[Your assignment] Show every line in the records below that contains the word "glyph".

[Exercise data]

BEGIN

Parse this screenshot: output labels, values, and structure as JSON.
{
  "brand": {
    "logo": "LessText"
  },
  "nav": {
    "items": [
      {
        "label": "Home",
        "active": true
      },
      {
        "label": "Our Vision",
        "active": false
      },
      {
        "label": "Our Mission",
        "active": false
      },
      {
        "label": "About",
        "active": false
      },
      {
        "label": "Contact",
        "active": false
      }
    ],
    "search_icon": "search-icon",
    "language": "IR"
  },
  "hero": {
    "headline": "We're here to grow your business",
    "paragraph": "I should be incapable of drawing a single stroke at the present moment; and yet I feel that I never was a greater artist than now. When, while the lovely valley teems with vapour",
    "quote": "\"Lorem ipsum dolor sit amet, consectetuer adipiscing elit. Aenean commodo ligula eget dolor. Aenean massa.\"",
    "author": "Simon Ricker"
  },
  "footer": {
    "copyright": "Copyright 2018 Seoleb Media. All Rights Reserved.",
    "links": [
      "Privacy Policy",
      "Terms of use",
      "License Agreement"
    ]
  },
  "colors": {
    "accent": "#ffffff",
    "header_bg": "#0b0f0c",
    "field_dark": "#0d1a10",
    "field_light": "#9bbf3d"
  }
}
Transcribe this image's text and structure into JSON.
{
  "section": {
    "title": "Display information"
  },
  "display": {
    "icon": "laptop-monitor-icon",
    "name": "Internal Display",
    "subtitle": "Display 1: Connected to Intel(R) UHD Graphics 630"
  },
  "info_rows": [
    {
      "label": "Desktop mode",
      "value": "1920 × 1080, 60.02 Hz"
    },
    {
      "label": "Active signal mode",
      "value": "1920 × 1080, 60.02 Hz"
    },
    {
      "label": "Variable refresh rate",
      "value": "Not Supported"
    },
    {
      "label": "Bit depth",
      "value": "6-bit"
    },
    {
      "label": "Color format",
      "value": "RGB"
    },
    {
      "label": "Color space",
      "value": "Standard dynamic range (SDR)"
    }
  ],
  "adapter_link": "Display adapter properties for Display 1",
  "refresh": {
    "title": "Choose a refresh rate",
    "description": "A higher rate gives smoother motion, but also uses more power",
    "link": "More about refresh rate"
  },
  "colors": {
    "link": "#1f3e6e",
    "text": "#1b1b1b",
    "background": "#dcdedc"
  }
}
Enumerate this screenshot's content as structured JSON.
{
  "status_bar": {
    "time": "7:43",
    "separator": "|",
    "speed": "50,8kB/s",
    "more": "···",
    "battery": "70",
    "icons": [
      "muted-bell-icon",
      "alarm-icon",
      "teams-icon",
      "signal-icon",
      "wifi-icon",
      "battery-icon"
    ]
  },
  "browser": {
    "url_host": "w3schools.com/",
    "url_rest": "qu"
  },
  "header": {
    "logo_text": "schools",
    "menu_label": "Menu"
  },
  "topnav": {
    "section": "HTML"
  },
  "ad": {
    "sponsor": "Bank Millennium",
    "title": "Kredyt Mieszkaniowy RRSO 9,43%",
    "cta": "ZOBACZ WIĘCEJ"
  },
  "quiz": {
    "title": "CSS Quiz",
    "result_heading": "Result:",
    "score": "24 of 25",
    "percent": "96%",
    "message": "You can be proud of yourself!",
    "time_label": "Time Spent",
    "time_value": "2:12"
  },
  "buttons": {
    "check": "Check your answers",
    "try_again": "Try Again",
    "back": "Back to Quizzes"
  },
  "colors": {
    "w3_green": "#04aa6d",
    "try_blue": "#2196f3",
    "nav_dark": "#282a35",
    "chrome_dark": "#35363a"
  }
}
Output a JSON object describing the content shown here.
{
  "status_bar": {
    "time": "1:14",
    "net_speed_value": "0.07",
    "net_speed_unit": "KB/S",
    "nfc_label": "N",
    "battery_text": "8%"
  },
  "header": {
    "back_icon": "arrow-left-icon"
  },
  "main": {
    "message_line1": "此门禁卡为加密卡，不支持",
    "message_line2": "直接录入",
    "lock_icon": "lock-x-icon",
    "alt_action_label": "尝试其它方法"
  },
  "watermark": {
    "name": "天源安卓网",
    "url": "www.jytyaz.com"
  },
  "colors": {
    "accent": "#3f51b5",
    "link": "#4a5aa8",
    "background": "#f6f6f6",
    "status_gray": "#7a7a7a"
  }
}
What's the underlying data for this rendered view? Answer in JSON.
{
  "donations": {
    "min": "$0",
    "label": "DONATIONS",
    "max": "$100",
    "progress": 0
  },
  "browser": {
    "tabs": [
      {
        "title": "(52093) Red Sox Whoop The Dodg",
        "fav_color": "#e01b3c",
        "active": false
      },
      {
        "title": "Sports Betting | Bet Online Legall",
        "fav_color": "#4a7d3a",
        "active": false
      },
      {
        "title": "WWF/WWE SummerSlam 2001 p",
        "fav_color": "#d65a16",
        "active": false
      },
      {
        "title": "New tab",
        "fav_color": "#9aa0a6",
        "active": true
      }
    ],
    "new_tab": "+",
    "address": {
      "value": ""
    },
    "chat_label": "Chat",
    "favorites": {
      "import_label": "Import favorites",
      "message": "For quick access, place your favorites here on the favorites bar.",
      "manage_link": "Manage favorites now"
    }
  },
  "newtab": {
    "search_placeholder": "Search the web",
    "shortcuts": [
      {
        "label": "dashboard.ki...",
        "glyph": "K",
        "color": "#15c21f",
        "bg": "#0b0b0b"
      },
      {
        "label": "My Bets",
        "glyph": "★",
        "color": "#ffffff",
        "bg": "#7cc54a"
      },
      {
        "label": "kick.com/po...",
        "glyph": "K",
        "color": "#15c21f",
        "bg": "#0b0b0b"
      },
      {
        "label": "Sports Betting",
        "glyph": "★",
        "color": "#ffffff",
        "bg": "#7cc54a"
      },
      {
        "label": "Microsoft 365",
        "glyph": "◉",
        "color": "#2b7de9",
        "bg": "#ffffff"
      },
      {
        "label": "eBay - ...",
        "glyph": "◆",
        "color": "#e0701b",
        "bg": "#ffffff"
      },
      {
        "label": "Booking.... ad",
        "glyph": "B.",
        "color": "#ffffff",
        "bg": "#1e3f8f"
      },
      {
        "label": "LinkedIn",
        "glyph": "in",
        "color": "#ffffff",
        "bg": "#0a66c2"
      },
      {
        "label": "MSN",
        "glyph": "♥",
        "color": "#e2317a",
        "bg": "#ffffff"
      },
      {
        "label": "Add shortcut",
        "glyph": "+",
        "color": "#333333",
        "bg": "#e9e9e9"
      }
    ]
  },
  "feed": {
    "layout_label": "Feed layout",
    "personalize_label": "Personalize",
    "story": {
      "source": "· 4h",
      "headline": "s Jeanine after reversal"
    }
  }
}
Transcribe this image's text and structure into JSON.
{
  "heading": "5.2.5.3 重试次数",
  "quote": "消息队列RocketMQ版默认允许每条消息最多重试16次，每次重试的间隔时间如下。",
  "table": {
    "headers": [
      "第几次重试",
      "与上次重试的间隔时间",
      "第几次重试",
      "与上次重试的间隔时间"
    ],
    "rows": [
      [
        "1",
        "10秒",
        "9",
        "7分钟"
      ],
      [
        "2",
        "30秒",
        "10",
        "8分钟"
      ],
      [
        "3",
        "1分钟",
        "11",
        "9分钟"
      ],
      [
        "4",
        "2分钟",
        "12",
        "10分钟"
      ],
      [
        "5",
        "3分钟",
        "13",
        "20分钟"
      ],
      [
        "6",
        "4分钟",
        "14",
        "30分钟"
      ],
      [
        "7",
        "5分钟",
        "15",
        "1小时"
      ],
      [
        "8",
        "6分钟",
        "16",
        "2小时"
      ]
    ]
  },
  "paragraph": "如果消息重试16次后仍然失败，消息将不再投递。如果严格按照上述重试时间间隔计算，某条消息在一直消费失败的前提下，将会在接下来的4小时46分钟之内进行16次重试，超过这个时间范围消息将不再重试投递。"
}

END

[Reply]
        "glyph": "K",
        "glyph": "★",
        "glyph": "K",
        "glyph": "★",
        "glyph": "◉",
        "glyph": "◆",
        "glyph": "B.",
        "glyph": "in",
        "glyph": "♥",
        "glyph": "+",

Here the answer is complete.